- Problem requirements: Where a line in the records holds "text", count it once; return only the final number.

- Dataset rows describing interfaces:
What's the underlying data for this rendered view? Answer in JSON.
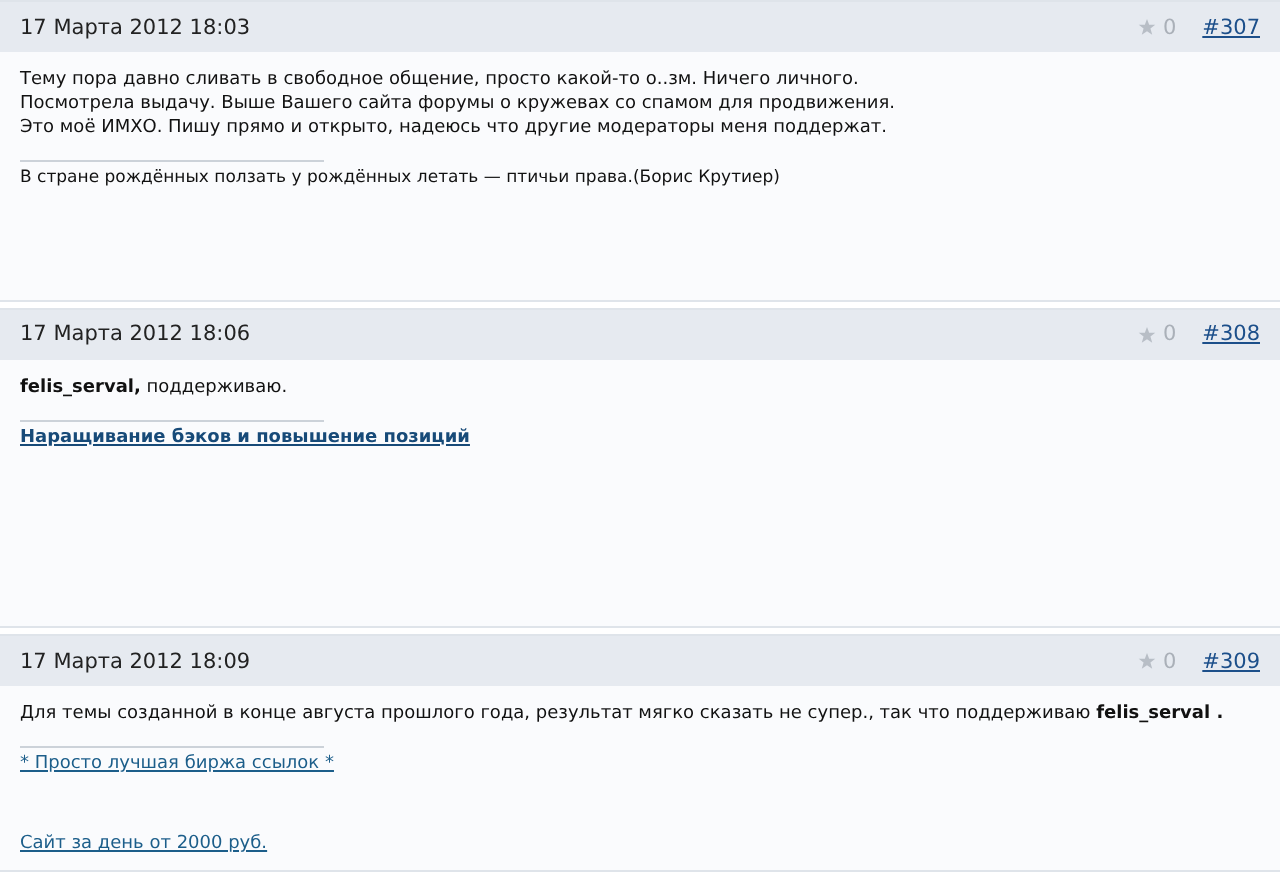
{
  "posts": [
    {
      "date": "17 Марта 2012 18:03",
      "rating": "0",
      "number": "#307",
      "body": [
        "Тему пора давно сливать в свободное общение, просто какой-то о..зм. Ничего личного.",
        "Посмотрела выдачу. Выше Вашего сайта форумы о кружевах со спамом для продвижения.",
        "Это моё ИМХО. Пишу прямо и открыто, надеюсь что другие модераторы меня поддержат."
      ],
      "signature": [
        {
          "kind": "text",
          "text": "В стране рождённых ползать у рождённых летать — птичьи права.(Борис Крутиер)"
        }
      ]
    },
    {
      "date": "17 Марта 2012 18:06",
      "rating": "0",
      "number": "#308",
      "body": [
        "**felis_serval,**  поддерживаю."
      ],
      "signature": [
        {
          "kind": "link",
          "bold": true,
          "text": "Наращивание бэков и повышение позиций"
        }
      ]
    },
    {
      "date": "17 Марта 2012 18:09",
      "rating": "0",
      "number": "#309",
      "body": [
        "Для темы созданной в конце августа прошлого года, результат мягко сказать не супер., так что поддерживаю **felis_serval .**"
      ],
      "signature": [
        {
          "kind": "link",
          "bold": false,
          "text": "* Просто лучшая биржа ссылок *"
        },
        {
          "kind": "link",
          "bold": false,
          "text": "Сайт за день от 2000 руб."
        }
      ]
    }
  ]
}
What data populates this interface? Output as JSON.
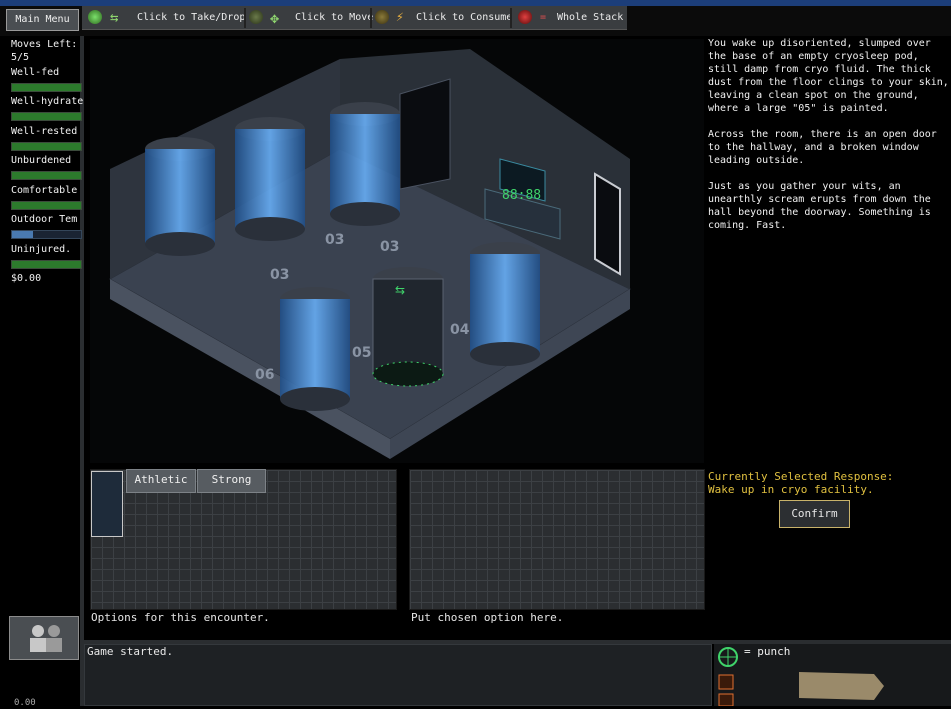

- Finished exercise: 5